### THE PROBLEM
Set down a faithful copy of every record below, with no images.

● ● ●

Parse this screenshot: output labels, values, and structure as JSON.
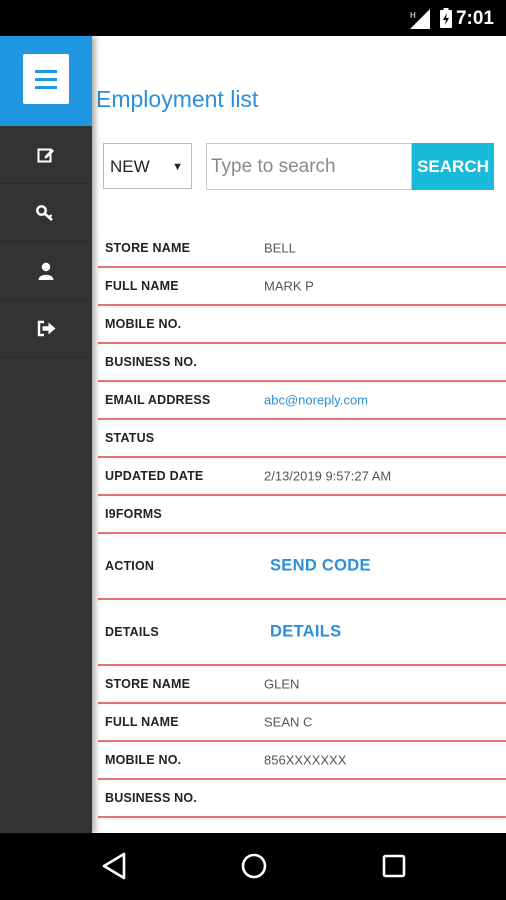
{
  "status_bar": {
    "time": "7:01",
    "icons": [
      "signal-icon",
      "battery-charging-icon"
    ]
  },
  "sidebar": {
    "menu_icon": "hamburger-menu-icon",
    "items": [
      {
        "icon": "edit-icon"
      },
      {
        "icon": "key-icon"
      },
      {
        "icon": "user-icon"
      },
      {
        "icon": "logout-icon"
      }
    ]
  },
  "page": {
    "title": "Employment list",
    "filter": {
      "selected": "NEW"
    },
    "search": {
      "placeholder": "Type to search",
      "value": "",
      "button": "SEARCH"
    }
  },
  "records": [
    {
      "store_label": "STORE NAME",
      "store": "BELL",
      "name_label": "FULL NAME",
      "name": "MARK P",
      "mobile_label": "MOBILE NO.",
      "mobile": "",
      "business_label": "BUSINESS NO.",
      "business": "",
      "email_label": "EMAIL ADDRESS",
      "email": "abc@noreply.com",
      "status_label": "STATUS",
      "status": "",
      "updated_label": "UPDATED DATE",
      "updated": "2/13/2019 9:57:27 AM",
      "i9_label": "I9FORMS",
      "i9": "",
      "action_label": "ACTION",
      "action_link": "SEND CODE",
      "details_label": "DETAILS",
      "details_link": "DETAILS"
    },
    {
      "store_label": "STORE NAME",
      "store": "GLEN",
      "name_label": "FULL NAME",
      "name": "SEAN C",
      "mobile_label": "MOBILE NO.",
      "mobile": "856XXXXXXX",
      "business_label": "BUSINESS NO.",
      "business": ""
    }
  ],
  "colors": {
    "accent": "#2b8fd9",
    "sidebar": "#333333",
    "menu_tile": "#2196e0",
    "search_button": "#19b9d9",
    "row_divider": "#e57373"
  }
}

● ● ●

### TASK RESPONSE
Parse this screenshot: output labels, values, and structure as JSON.
{
  "status_bar": {
    "time": "7:01",
    "icons": [
      "signal-icon",
      "battery-charging-icon"
    ]
  },
  "sidebar": {
    "menu_icon": "hamburger-menu-icon",
    "items": [
      {
        "icon": "edit-icon"
      },
      {
        "icon": "key-icon"
      },
      {
        "icon": "user-icon"
      },
      {
        "icon": "logout-icon"
      }
    ]
  },
  "page": {
    "title": "Employment list",
    "filter": {
      "selected": "NEW"
    },
    "search": {
      "placeholder": "Type to search",
      "value": "",
      "button": "SEARCH"
    }
  },
  "records": [
    {
      "store_label": "STORE NAME",
      "store": "BELL",
      "name_label": "FULL NAME",
      "name": "MARK P",
      "mobile_label": "MOBILE NO.",
      "mobile": "",
      "business_label": "BUSINESS NO.",
      "business": "",
      "email_label": "EMAIL ADDRESS",
      "email": "abc@noreply.com",
      "status_label": "STATUS",
      "status": "",
      "updated_label": "UPDATED DATE",
      "updated": "2/13/2019 9:57:27 AM",
      "i9_label": "I9FORMS",
      "i9": "",
      "action_label": "ACTION",
      "action_link": "SEND CODE",
      "details_label": "DETAILS",
      "details_link": "DETAILS"
    },
    {
      "store_label": "STORE NAME",
      "store": "GLEN",
      "name_label": "FULL NAME",
      "name": "SEAN C",
      "mobile_label": "MOBILE NO.",
      "mobile": "856XXXXXXX",
      "business_label": "BUSINESS NO.",
      "business": ""
    }
  ],
  "colors": {
    "accent": "#2b8fd9",
    "sidebar": "#333333",
    "menu_tile": "#2196e0",
    "search_button": "#19b9d9",
    "row_divider": "#e57373"
  }
}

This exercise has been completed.